      Disagreements are perfectly normal, and are a part of even adult life. I have been working with Baltimore City Public School students through a local non-profit for 7 years, and am getting ready to move into the traditional classroom. I have found it important to make it clear that the 'punishment' that they receive is not because they had the disagreement, but because they interrupted a lesson, chose inappropriate language, or were just plain mean to each other. In the traditional classroom, I'll bet I have to focus in on making my punishments consistent and fair. Most importantly I'll aim to address them immediately after they happen - even when the timing is inconvenient!

      • Apr 27, 2013 1:58pm

        The method I have been using most often is what I call the "court method". I bring both students aside and ask one student to talk and the other to not interrupt. I hear them out and then switch the roles. I usually make a decision quickly or ask for witness input. I only take into consideration witness input if the stories stay consistent between 2-3 witnesses. I like your idea Eric. It is important to turn it around into a learning experience that is positive.

        • Apr 30, 2013 2:29pm

          I often allow it to play out, faciliatating the discussion by asking questions and trying to get each side to state his or her side respectfully. The Common Core standards for speaking and listening may help you to do this, or researching Paideia seminar guidelines. Allowing students to speak their mind, and possibly educate their classmates is great practice for being a citizen of the United States, as freedom of speech comes with responsibility to be respectful and open minded. As educators, we should teach this whenever we can.

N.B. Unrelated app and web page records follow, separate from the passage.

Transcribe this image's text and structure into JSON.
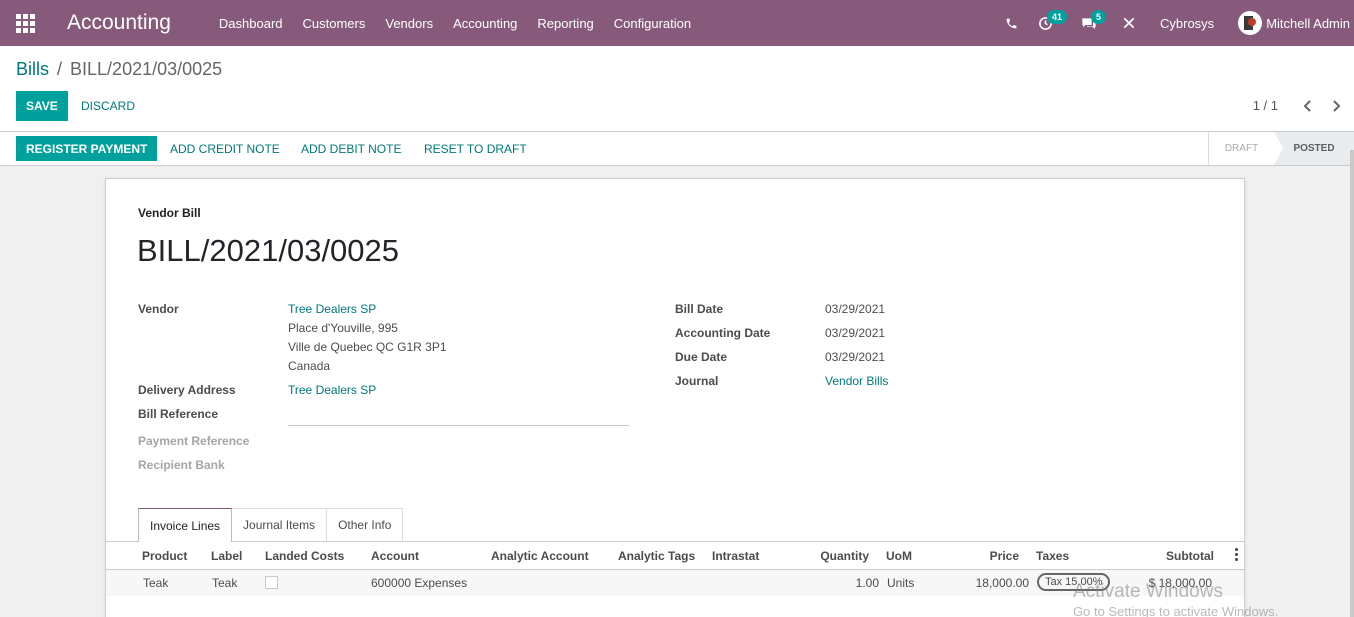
{
  "navbar": {
    "app_name": "Accounting",
    "menu": [
      "Dashboard",
      "Customers",
      "Vendors",
      "Accounting",
      "Reporting",
      "Configuration"
    ],
    "activity_count": "41",
    "message_count": "5",
    "company": "Cybrosys",
    "user": "Mitchell Admin",
    "bg_color": "#875a7b"
  },
  "control_panel": {
    "breadcrumb_parent": "Bills",
    "breadcrumb_separator": "/",
    "breadcrumb_current": "BILL/2021/03/0025",
    "save_label": "SAVE",
    "discard_label": "DISCARD",
    "pager": "1 / 1"
  },
  "statusbar": {
    "register_payment": "REGISTER PAYMENT",
    "add_credit_note": "ADD CREDIT NOTE",
    "add_debit_note": "ADD DEBIT NOTE",
    "reset_to_draft": "RESET TO DRAFT",
    "stage_draft": "DRAFT",
    "stage_posted": "POSTED"
  },
  "form": {
    "type_label": "Vendor Bill",
    "title": "BILL/2021/03/0025",
    "vendor_label": "Vendor",
    "vendor_name": "Tree Dealers SP",
    "vendor_address_1": "Place d'Youville, 995",
    "vendor_address_2": "Ville de Quebec QC G1R 3P1",
    "vendor_address_3": "Canada",
    "delivery_address_label": "Delivery Address",
    "delivery_address": "Tree Dealers SP",
    "bill_reference_label": "Bill Reference",
    "payment_reference_label": "Payment Reference",
    "recipient_bank_label": "Recipient Bank",
    "bill_date_label": "Bill Date",
    "bill_date": "03/29/2021",
    "accounting_date_label": "Accounting Date",
    "accounting_date": "03/29/2021",
    "due_date_label": "Due Date",
    "due_date": "03/29/2021",
    "journal_label": "Journal",
    "journal": "Vendor Bills"
  },
  "tabs": [
    "Invoice Lines",
    "Journal Items",
    "Other Info"
  ],
  "table": {
    "headers": {
      "product": "Product",
      "label": "Label",
      "landed_costs": "Landed Costs",
      "account": "Account",
      "analytic_account": "Analytic Account",
      "analytic_tags": "Analytic Tags",
      "intrastat": "Intrastat",
      "quantity": "Quantity",
      "uom": "UoM",
      "price": "Price",
      "taxes": "Taxes",
      "subtotal": "Subtotal"
    },
    "rows": [
      {
        "product": "Teak",
        "label": "Teak",
        "account": "600000 Expenses",
        "quantity": "1.00",
        "uom": "Units",
        "price": "18,000.00",
        "tax": "Tax 15.00%",
        "subtotal": "$ 18,000.00"
      }
    ]
  },
  "watermark": {
    "title": "Activate Windows",
    "subtitle": "Go to Settings to activate Windows."
  }
}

I actuallt wrote an article about this: http://katienovakudl.com/blog/ if you want to check it out.

          Good luck!

          • May 3, 2013 11:58am

            I think if we have them willingly become engaged with the class stuff, they won't find any chance of arguing. But it depends on how skillful the teacher is.